Several Austin restaurants received similar letters, each one addressed "to whom it may concern." "When I got the letter from Mina Brees, the first thing I did was laugh," said Mark Paul, who co-owns wink and ZOOT restaurants with Stewart Scruggs. "The second thing I did, I picked up the phone and called my lawyer to make sure I was laughing at the right thing." His attorney assured him he was; then the lawyer, Todd Reed of the Jackson Walker law firm, fired off a sharply worded dispatch to Brees. "Your letter clearly indicates your misunderstanding of Texas state business law [and state and federal trademark laws]," Reed wrote, adding it "borders (if not crosses) the line of actionable conduct against you and Chicksports." Referring to the stir Brees had also caused in the Houston restaurant community, Reed described her effort to extract money as "nothing more than an unreasoned and unjustified form of extortion."
In Texas, businesses aren't required to file an assumed name if they've incorporated under the same name as their business. "Once you have the name, it's yours," said Glen Garey, general counsel for the Texas Restaurant Association. He said the TRA had also fielded calls from owners of three Austin restaurants – Chez Nous, Fonda San Miguel, and Carmelo's, the Houston location of which also received a letter. Garey suspects even more Austin businesses were targeted. "No one has anything to fear from that letter," he said. The TRA has posted an alert notice on its website, which begins with some sage advice: "DO NOT PAY."
The exact nature of Chicksports is unclear. The company incorporated in 1997 with Brees named as its registered agent and sole director, according to records on file with the secretary of state.

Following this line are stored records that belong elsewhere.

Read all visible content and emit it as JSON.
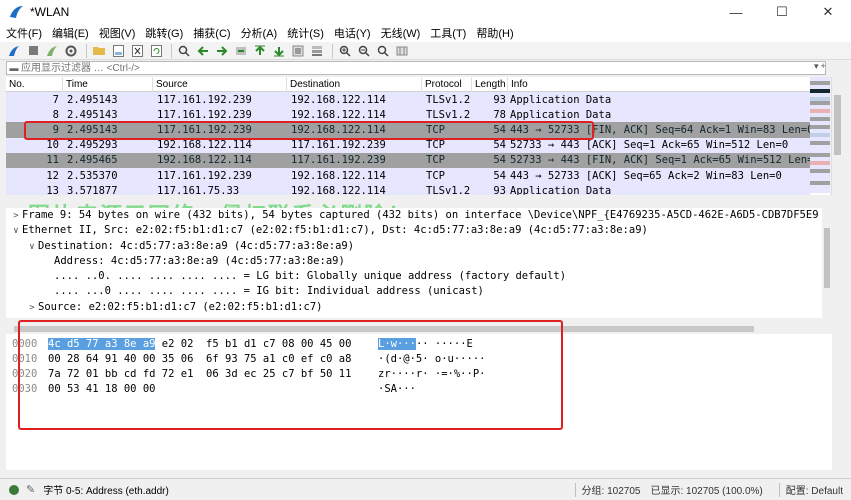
{
  "window": {
    "title": "*WLAN",
    "min_label": "—",
    "max_label": "☐",
    "close_label": "✕"
  },
  "menu": [
    "文件(F)",
    "编辑(E)",
    "视图(V)",
    "跳转(G)",
    "捕获(C)",
    "分析(A)",
    "统计(S)",
    "电话(Y)",
    "无线(W)",
    "工具(T)",
    "帮助(H)"
  ],
  "filter": {
    "placeholder": "应用显示过滤器 … <Ctrl-/>"
  },
  "columns": [
    "No.",
    "Time",
    "Source",
    "Destination",
    "Protocol",
    "Length",
    "Info"
  ],
  "packets": [
    {
      "no": "7",
      "time": "2.495143",
      "src": "117.161.192.239",
      "dst": "192.168.122.114",
      "proto": "TLSv1.2",
      "len": "93",
      "info": "Application Data",
      "style": "row-tls"
    },
    {
      "no": "8",
      "time": "2.495143",
      "src": "117.161.192.239",
      "dst": "192.168.122.114",
      "proto": "TLSv1.2",
      "len": "78",
      "info": "Application Data",
      "style": "row-tls"
    },
    {
      "no": "9",
      "time": "2.495143",
      "src": "117.161.192.239",
      "dst": "192.168.122.114",
      "proto": "TCP",
      "len": "54",
      "info": "443 → 52733 [FIN, ACK] Seq=64 Ack=1 Win=83 Len=0",
      "style": "row-sel"
    },
    {
      "no": "10",
      "time": "2.495293",
      "src": "192.168.122.114",
      "dst": "117.161.192.239",
      "proto": "TCP",
      "len": "54",
      "info": "52733 → 443 [ACK] Seq=1 Ack=65 Win=512 Len=0",
      "style": "row-tls"
    },
    {
      "no": "11",
      "time": "2.495465",
      "src": "192.168.122.114",
      "dst": "117.161.192.239",
      "proto": "TCP",
      "len": "54",
      "info": "52733 → 443 [FIN, ACK] Seq=1 Ack=65 Win=512 Len=0",
      "style": "row-dark"
    },
    {
      "no": "12",
      "time": "2.535370",
      "src": "117.161.192.239",
      "dst": "192.168.122.114",
      "proto": "TCP",
      "len": "54",
      "info": "443 → 52733 [ACK] Seq=65 Ack=2 Win=83 Len=0",
      "style": "row-tls"
    },
    {
      "no": "13",
      "time": "3.571877",
      "src": "117.161.75.33",
      "dst": "192.168.122.114",
      "proto": "TLSv1.2",
      "len": "93",
      "info": "Application Data",
      "style": "row-tls"
    }
  ],
  "details": [
    {
      "tw": ">",
      "indent": 0,
      "text": "Frame 9: 54 bytes on wire (432 bits), 54 bytes captured (432 bits) on interface \\Device\\NPF_{E4769235-A5CD-462E-A6D5-CDB7DF5E9",
      "sel": false
    },
    {
      "tw": "∨",
      "indent": 0,
      "text": "Ethernet II, Src: e2:02:f5:b1:d1:c7 (e2:02:f5:b1:d1:c7), Dst: 4c:d5:77:a3:8e:a9 (4c:d5:77:a3:8e:a9)",
      "sel": false
    },
    {
      "tw": "∨",
      "indent": 1,
      "text": "Destination: 4c:d5:77:a3:8e:a9 (4c:d5:77:a3:8e:a9)",
      "sel": false
    },
    {
      "tw": "",
      "indent": 2,
      "text": "Address: 4c:d5:77:a3:8e:a9 (4c:d5:77:a3:8e:a9)",
      "sel": false
    },
    {
      "tw": "",
      "indent": 2,
      "text": ".... ..0. .... .... .... .... = LG bit: Globally unique address (factory default)",
      "sel": false
    },
    {
      "tw": "",
      "indent": 2,
      "text": ".... ...0 .... .... .... .... = IG bit: Individual address (unicast)",
      "sel": false
    },
    {
      "tw": ">",
      "indent": 1,
      "text": "Source: e2:02:f5:b1:d1:c7 (e2:02:f5:b1:d1:c7)",
      "sel": false
    }
  ],
  "bytes": [
    {
      "off": "0000",
      "hex_hl": "4c d5 77 a3 8e a9",
      "hex": " e2 02  f5 b1 d1 c7 08 00 45 00",
      "asc_hl": "L·w···",
      "asc": "·· ·····E"
    },
    {
      "off": "0010",
      "hex_hl": "",
      "hex": "00 28 64 91 40 00 35 06  6f 93 75 a1 c0 ef c0 a8",
      "asc_hl": "",
      "asc": "·(d·@·5· o·u·····"
    },
    {
      "off": "0020",
      "hex_hl": "",
      "hex": "7a 72 01 bb cd fd 72 e1  06 3d ec 25 c7 bf 50 11",
      "asc_hl": "",
      "asc": "zr····r· ·=·%··P·"
    },
    {
      "off": "0030",
      "hex_hl": "",
      "hex": "00 53 41 18 00 00",
      "asc_hl": "",
      "asc": "·SA···"
    }
  ],
  "watermark": "图片来源于网络，侵权联系必删除！",
  "status": {
    "left": "字节 0-5: Address (eth.addr)",
    "packets": "分组: 102705",
    "displayed": "已显示: 102705 (100.0%)",
    "profile": "配置: Default"
  },
  "colors": {
    "accent": "#1e6fc8",
    "selected_row": "#a0a0a0",
    "tls_row": "#e7e6ff",
    "byte_hl": "#5a9fe0",
    "annotation": "#e02020"
  }
}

A tax forfeiture notice was levied against the business in 2001 for failure to file a franchise tax report in 2000. Brees paid a $160 fine, and the company was reinstated in 2004, records show.
Brees' political campaign for the appeals court attracted national attention when her son demanded she remove him from her campaign ads. At the time, he told the Austin American-Statesman that his relationship with his mother was "nonexistent." Other news sources have reported that the mother and son had a falling-out over the NFL player's refusal to hire his mother as his agent.
Whatever reasons Mina Brees had for trying to gain financial benefit from assumed names, restaurant owners Paul and Scruggs, and likely others, still had to shell out money for legal counsel to deal with the hassle.
"As small-business owners, we spend lots of time and lots of money dealing with a lot of crap. This is just another speed bump," Paul said. Still, he's concerned that some business owners might have panicked and tried to settle with Brees. "Small-business owners are trying their best just to survive right now. And to have a predator come into their midst and distract them is: 1) unhelpful, 2) predatory, and 3) of questionable ethics. I'm disgusted that somebody would try to do that."